Predictions by many television channels and media houses in the past 15 years have been way off the mark. Today, most of the surveys have lost credibility and in the process brought disrepute to the media.
By Manish Tiwari/Chandigarh: The elections are barely 25 days away, and national television channels, intelligence agencies and poll pundits have started making all sorts of predictions. While some are showing the Akalis doing better than the Congress and AAP, others are predicting a Congress win.
A few days ago, two national television channels ÔÇô ABP News and India Today ÔÇô confounded the confusion of the voter by announcing totally contradictory pre-poll survey results. According to ABP News, the SAD-BJP Combine is likely to get around 50-58 seats, which is more than the Congress and AAP, while India Today has predicted that Sukhbir BadalÔÇÖs dream of ruling Punjab for the next 25 years could well be in jeopardy as his party is likely to secure third position, much below the Congress and AAP.
In 2002, India Today had predicted around 93 seats for the Congress in Punjab, even as the party barely managed to secure 62 seats.
This has, in fact, become the norm. Predictions by many television channels and media houses in the past 15 years have been way off the mark. Today, most of the surveys have lost credibility and in the process brought disrepute to the media. Though many times misleading the public, the pollsters come back again with their pre-poll survey results just before the elections.
During a Hindustan Times function on January 7, when the newspaperÔÇÖs Senior Resident Editor Ramesh Vinayak, asked PunjabÔÇÖs Deputy Chief Minister Sukhbir Singh Badal for his views on opinion polls, he quipped: ÔÇ£I donÔÇÖt believe in these surveys since a majority are manufactured, and at times, hugely manipulated. In the past, I have been approached by some opinion poll managers who wanted money for fabricating pre-poll survey results.ÔÇØ But heÔÇÖs not the only politician who thinks that pre-poll surveys can be stage-managed. Many other politicians, as well as the public hold similar views across Punjab.

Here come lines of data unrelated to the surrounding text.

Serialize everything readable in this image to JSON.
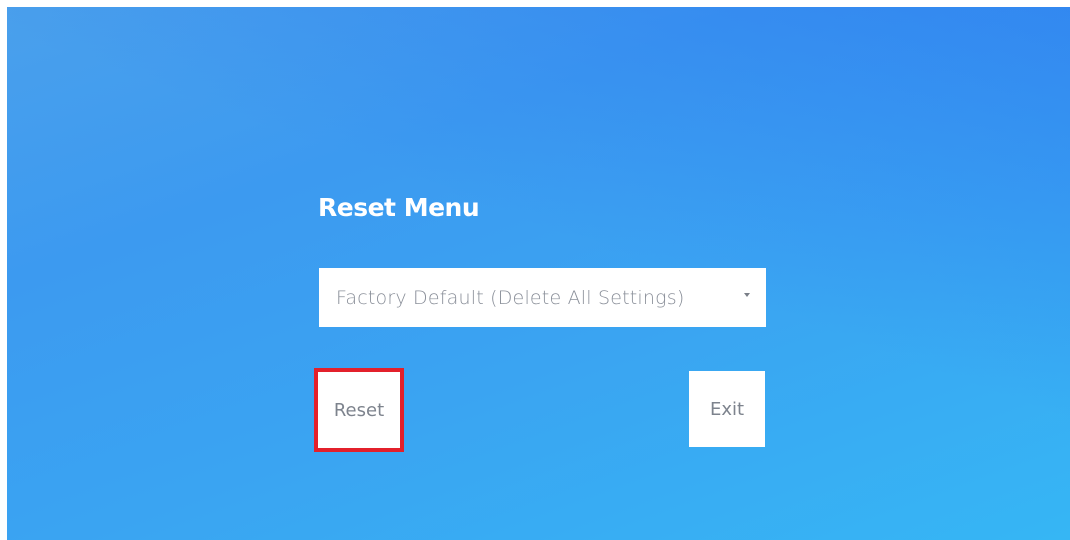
{
  "menu": {
    "title": "Reset Menu",
    "option_selected": "Factory Default (Delete All Settings)",
    "reset_label": "Reset",
    "exit_label": "Exit"
  },
  "colors": {
    "background_top": "#3c8cf0",
    "background_bottom": "#36b6f4",
    "highlight": "#e3202b",
    "text_muted": "#7d838d"
  },
  "icons": {
    "dropdown": "chevron-down-icon"
  }
}
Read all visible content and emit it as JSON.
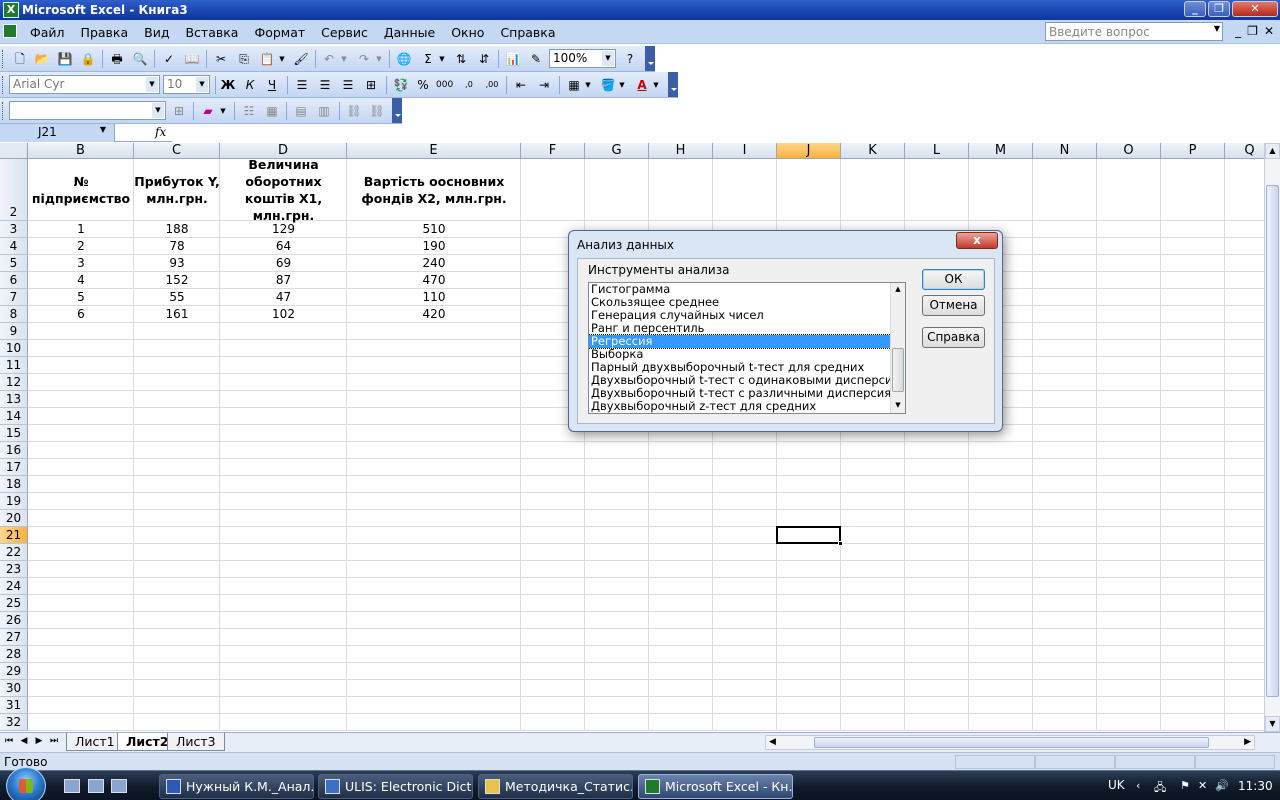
{
  "window": {
    "title": "Microsoft Excel - Книга3"
  },
  "menu": {
    "items": [
      "Файл",
      "Правка",
      "Вид",
      "Вставка",
      "Формат",
      "Сервис",
      "Данные",
      "Окно",
      "Справка"
    ],
    "help_placeholder": "Введите вопрос"
  },
  "toolbar": {
    "zoom": "100%",
    "font_name": "Arial Cyr",
    "font_size": "10"
  },
  "formula_bar": {
    "name_box": "J21",
    "fx_label": "fx",
    "formula": ""
  },
  "columns": [
    "B",
    "C",
    "D",
    "E",
    "F",
    "G",
    "H",
    "I",
    "J",
    "K",
    "L",
    "M",
    "N",
    "O",
    "P",
    "Q"
  ],
  "rows": [
    "2",
    "3",
    "4",
    "5",
    "6",
    "7",
    "8",
    "9",
    "10",
    "11",
    "12",
    "13",
    "14",
    "15",
    "16",
    "17",
    "18",
    "19",
    "20",
    "21",
    "22",
    "23",
    "24",
    "25",
    "26",
    "27",
    "28",
    "29",
    "30",
    "31",
    "32"
  ],
  "table": {
    "headers": [
      "№ підприємство",
      "Прибуток Y, млн.грн.",
      "Величина оборотних коштів X1, млн.грн.",
      "Вартість оосновних фондів X2, млн.грн."
    ],
    "rows": [
      [
        "1",
        "188",
        "129",
        "510"
      ],
      [
        "2",
        "78",
        "64",
        "190"
      ],
      [
        "3",
        "93",
        "69",
        "240"
      ],
      [
        "4",
        "152",
        "87",
        "470"
      ],
      [
        "5",
        "55",
        "47",
        "110"
      ],
      [
        "6",
        "161",
        "102",
        "420"
      ]
    ]
  },
  "sheets": [
    "Лист1",
    "Лист2",
    "Лист3"
  ],
  "active_sheet": "Лист2",
  "status": {
    "text": "Готово"
  },
  "dialog": {
    "title": "Анализ данных",
    "close_label": "x",
    "list_label": "Инструменты анализа",
    "tools": [
      "Гистограмма",
      "Скользящее среднее",
      "Генерация случайных чисел",
      "Ранг и персентиль",
      "Регрессия",
      "Выборка",
      "Парный двухвыборочный t-тест для средних",
      "Двухвыборочный t-тест с одинаковыми дисперсиями",
      "Двухвыборочный t-тест с различными дисперсиями",
      "Двухвыборочный z-тест для средних"
    ],
    "selected_tool": "Регрессия",
    "ok_label": "ОК",
    "cancel_label": "Отмена",
    "help_label": "Справка"
  },
  "taskbar": {
    "tasks": [
      "Нужный К.М._Анал...",
      "ULIS: Electronic Dict...",
      "Методичка_Статис...",
      "Microsoft Excel - Кн..."
    ],
    "active_task": "Microsoft Excel - Кн...",
    "lang": "UK",
    "clock": "11:30"
  }
}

One would do well to remember the important lesson driven home in the recent US Presidential election. The unanimous views of ÔÇÿexpertsÔÇÖ and almost 97 per cent television channels was that Hillary Clinton would trounce Donald Trump. On January 20, 2017, however, it is Trump who will move into the White House, while Hillary gets to watch him take the Oath of Office from a spectatorÔÇÖs seat at his swearing in ceremony. They all proved wrong.
Interestingly, in Europe, in the country of the Czech Republic, it is a cultural tradition to lie to exit pollsters. Czechs vote for someone, tell a pollster they chose someone else, then gather in pubs watching ÔÇÿexpertsÔÇÖ make fools out of themselves ÔÇÿcallingÔÇÖ the election in advance. It reminds me of the old maxim: Garbage in, garbage out. If you feed bad data into a computer, you obviously get bad results.
Coming back to the upcoming Punjab polls, while covering the elections here for almost two decades I have realised that even the state Intelligence Bureau has gone wrong on most of its assessments. This hold true even today. Neither the politicians nor the officers working in the Intelligence Wing take the DepartmentÔÇÖs surveys or exit polls seriously. ÔÇ£WeÔÇÖve gone wrong many times in the past. So, we have lost faith in our own mechanism to assess poll outcome,ÔÇØ confides a senior IPS officer presently posted in the Intelligence Wing.
Even the poll pundits (read political analysts), some of whom have proved wrong on their ÔÇÿfactsÔÇÖ and predictions in the past two decades, now sit confused. Gone is their confidence this time and they prefer to talk in ifs and buts. More than analysing the data, they like to analyse your mood ÔÇö and serve you comments and assessments after finding which side of the fence you are sitting on. Incidentally, these figures and assessments keep changing with times.
In the 2017 elections, a new game is being played out in Punjab. Two old parties with jaded appeal are in the fray and with them is a shining bright third newcomer. The voter is emotional and no one will be able to predict today how he will behave and whom he will develop a liking for in the coming few weeks, as the countdown to February 4 starts.
With the AAP entering the fray as the third major force, the poll turf this time has queered the pitch for the poll pundits and soothsayers and has made their task even more difficult. Even as fortune tellers seem to be looking for clues, divergent pre-poll survey results by some television channels have further added to the confusion. ItÔÇÖs high time the pollsters stopped making wild guesses in the name of pre-poll surveys.